In a publishing world where authors generally slot into genres and sub-genres and pretty much remain there for their entire writing careers, Joyce Carol Oates is a renegade. She’s an author who allows an idea, the thread of a storyline, a vague character outline, a headline, just about anything, to spark her imagination and pen to life. These can roll of the press as literary novels, gothic romances, historical novels, murder mysteries, or even lurid excursions into darkness (most recently like Jack of Spades). It’s said of authors that they just have got to write. However true that might be of others, it’s certainly true of JCO; writing for her seems a compulsion, wherein a day isn’t complete without at least a few thousands words on a legal pad. Thus you have an author who produces them and Wonderland, Bellefleur and My Heart Laid Bare, Zombie and Daddy Love, Blonde and The Accursed, Foxfire and this 1997 novel Man Crazy. You really have to admire, perhaps even envy both her versatility and her prolificacy, particularly in the light of the variety.
She can be a bit challenging for readers who wish to peg her as something. For example, you read her gothic novels and look for more of the same and find yourself disappointed when you encounter something completely different. Which is simply to say, with JCO, the way to enjoy her best is to give yourself over to variety and skillful writing and not expect exactly the same thing next time; or familiarize yourself with her novels and stick with those more in keeping with what you like to read.

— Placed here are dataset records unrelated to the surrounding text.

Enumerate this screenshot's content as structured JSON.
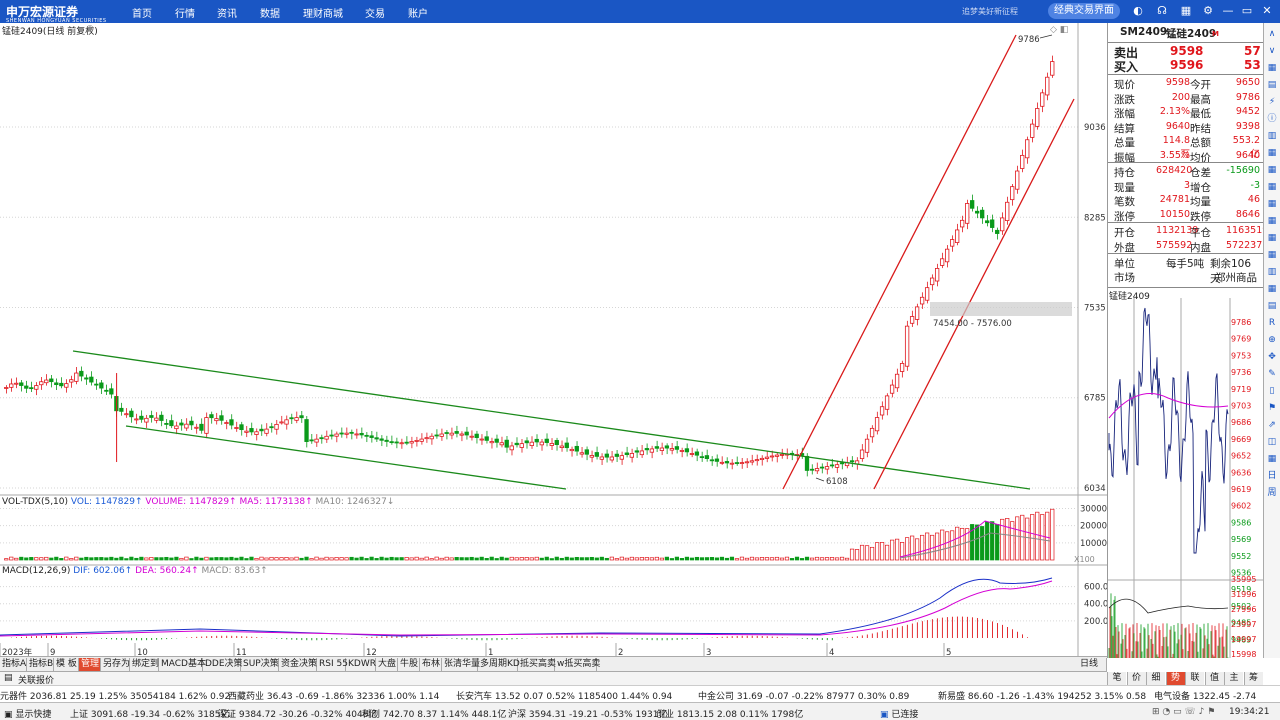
{
  "app": {
    "logo_text": "申万宏源证券",
    "logo_sub": "SHENWAN HONGYUAN SECURITIES",
    "nav": [
      "首页",
      "行情",
      "资讯",
      "数据",
      "理财商城",
      "交易",
      "账户"
    ],
    "slogan": "追梦美好新征程",
    "classic_button": "经典交易界面"
  },
  "chart": {
    "title": "锰硅2409(日线 前复权)",
    "y_ticks": [
      "9036",
      "8285",
      "7535",
      "6785",
      "6034"
    ],
    "max_label": "9786",
    "min_label": "6108",
    "range_label": "7454.00 - 7576.00",
    "x_labels": [
      "2023年",
      "9",
      "10",
      "11",
      "12",
      "1",
      "2",
      "3",
      "4",
      "5"
    ],
    "period_label": "日线"
  },
  "volume": {
    "title": "VOL-TDX(5,10)",
    "vol": "VOL: 1147829↑",
    "volume": "VOLUME: 1147829↑",
    "ma5": "MA5: 1173138↑",
    "ma10": "MA10: 1246327↓",
    "y_ticks": [
      "30000",
      "20000",
      "10000"
    ],
    "unit": "X100"
  },
  "macd": {
    "title": "MACD(12,26,9)",
    "dif": "DIF: 602.06↑",
    "dea": "DEA: 560.24↑",
    "macd": "MACD: 83.63↑",
    "y_ticks": [
      "600.0",
      "400.0",
      "200.0"
    ]
  },
  "quote": {
    "header_code": "SM2409",
    "header_name": "锰硅2409",
    "header_flag": "M",
    "sell": {
      "label": "卖出",
      "price": "9598",
      "qty": "57"
    },
    "buy": {
      "label": "买入",
      "price": "9596",
      "qty": "53"
    },
    "rows1": [
      [
        "现价",
        "9598",
        "今开",
        "9650"
      ],
      [
        "涨跌",
        "200",
        "最高",
        "9786"
      ],
      [
        "涨幅",
        "2.13%",
        "最低",
        "9452"
      ],
      [
        "结算",
        "9640",
        "昨结",
        "9398"
      ],
      [
        "总量",
        "114.8万",
        "总额",
        "553.2亿"
      ],
      [
        "振幅",
        "3.55%",
        "均价",
        "9640"
      ]
    ],
    "rows2": [
      [
        "持仓",
        "628420",
        "仓差",
        "-15690"
      ],
      [
        "现量",
        "3",
        "增仓",
        "-3"
      ],
      [
        "笔数",
        "24781",
        "均量",
        "46"
      ],
      [
        "涨停",
        "10150",
        "跌停",
        "8646"
      ]
    ],
    "rows3": [
      [
        "开仓",
        "1132139",
        "平仓",
        "1163519"
      ],
      [
        "外盘",
        "575592",
        "内盘",
        "572237"
      ]
    ],
    "unit_label": "单位",
    "unit_value": "每手5吨",
    "remain": "剩余106天",
    "market_label": "市场",
    "market_value": "郑州商品"
  },
  "minichart": {
    "title": "锰硅2409",
    "price_ticks": [
      "9786",
      "9769",
      "9753",
      "9736",
      "9719",
      "9703",
      "9686",
      "9669",
      "9652",
      "9636",
      "9619",
      "9602",
      "9586",
      "9569",
      "9552",
      "9536",
      "9519",
      "9502",
      "9485",
      "9469"
    ],
    "vol_ticks": [
      "35995",
      "31996",
      "27996",
      "23997",
      "19997",
      "15998",
      "11998",
      "7999",
      "3999"
    ]
  },
  "tabs": [
    "指标A",
    "指标B",
    "模 板",
    "管理",
    "另存为",
    "绑定到",
    "MACD基本",
    "DDE决策",
    "SUP决策",
    "资金决策",
    "RSI 55",
    "KDWR",
    "大盘",
    "牛股",
    "布林",
    "张清华量",
    "多周期KD",
    "抵买高卖",
    "w抵买高卖"
  ],
  "active_tab": "管理",
  "right_tabs": [
    "笔",
    "价",
    "细",
    "势",
    "联",
    "值",
    "主",
    "筹"
  ],
  "active_right_tab": "势",
  "quote_label": "关联报价",
  "ticker": [
    "元器件  2036.81  25.19  1.25%  35054184  1.62%  0.92",
    "西藏药业  36.43  -0.69  -1.86%  32336  1.00%  1.14",
    "长安汽车  13.52  0.07  0.52%  1185400  1.44%  0.94",
    "中金公司  31.69  -0.07  -0.22%  87977  0.30%  0.89",
    "新易盛  86.60  -1.26  -1.43%  194252  3.15%  0.58",
    "电气设备  1322.45  -2.74"
  ],
  "status": {
    "shortcut": "显示快捷",
    "sh": "上证 3091.68  -19.34  -0.62%  3185亿",
    "sz": "深证 9384.72  -30.26  -0.32%  4048亿",
    "kc": "科创 742.70  8.37  1.14%  448.1亿",
    "hs": "沪深 3594.31  -19.21  -0.53%  1931亿",
    "cy": "创业 1813.15  2.08  0.11%  1798亿",
    "conn": "已连接",
    "time": "19:34:21"
  },
  "colors": {
    "brand": "#1a56c4",
    "up": "#e0161c",
    "down": "#0a9a1a",
    "trend_down": "#1b8a1b",
    "trend_up": "#d91a1a"
  }
}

With her, you’ll surely find something.
So, here you have from 1997 Man Crazy, a tale of how a teen, Ingrid Boone, makes all the wrong choices in pursuit of her need to be loved, choices that lead her into a murderous satanic motorcycle cult (it doesn’t get much more lurid than this!) that almost takes her life but in a complete reversal, instead, proves redemptive, bringing her what she wants in her early twenties. Not at all like what preceded it, her highly regarded We Were the Mulvaneys, and what followed, another entry in her Gothic Saga. Man Crazy dovetails with Foxfire, and more the precipitating early years covered in Mudwoman. It’s often pulpy and vulgar, verging often on insanity conveyed in a tumult of very loud words.

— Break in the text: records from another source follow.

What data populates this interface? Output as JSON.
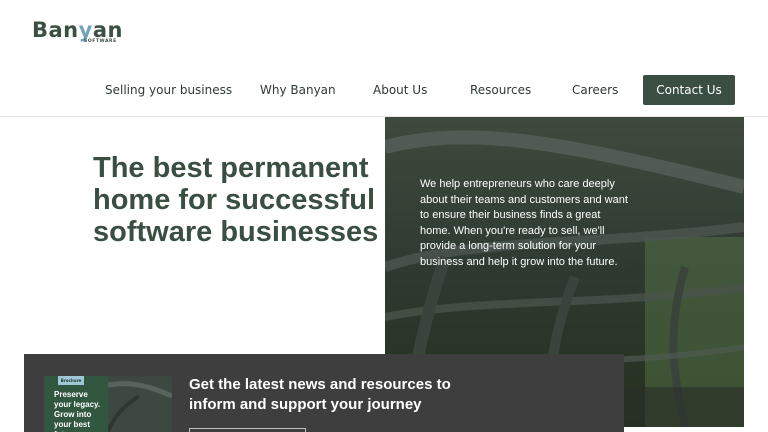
{
  "brand": {
    "name_pre": "Ban",
    "name_y": "y",
    "name_post": "an",
    "sub": "SOFTWARE"
  },
  "nav": {
    "items": [
      {
        "label": "Selling your business"
      },
      {
        "label": "Why Banyan"
      },
      {
        "label": "About Us"
      },
      {
        "label": "Resources"
      },
      {
        "label": "Careers"
      }
    ],
    "contact_label": "Contact Us"
  },
  "hero": {
    "title": "The best permanent home for successful software businesses",
    "body": "We help entrepreneurs who care deeply about their teams and customers and want to ensure their business finds a great home. When you're ready to sell, we'll provide a long-term solution for your business and help it grow into the future."
  },
  "newsletter": {
    "heading": "Get the latest news and resources to inform and support your journey",
    "thumb_badge": "Brochure",
    "thumb_title": "Preserve your legacy. Grow into your best future"
  },
  "colors": {
    "brand_green": "#3a4f42",
    "accent_blue": "#6fa5b8",
    "band_gray": "#3e3e3e"
  }
}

Even among the pulp, as always with her, you’ll find some keen observations of human life, things in the back of your mind that you just can’t articulate, but which she can, as through Ingrid near the end of her dangerous search for love: “For what I can remember is but a fraction of what was, as all that is is but a fraction of what was.”
Which is to say, even what may seen the lesser Oates is usually more than what most authors offer you. w/c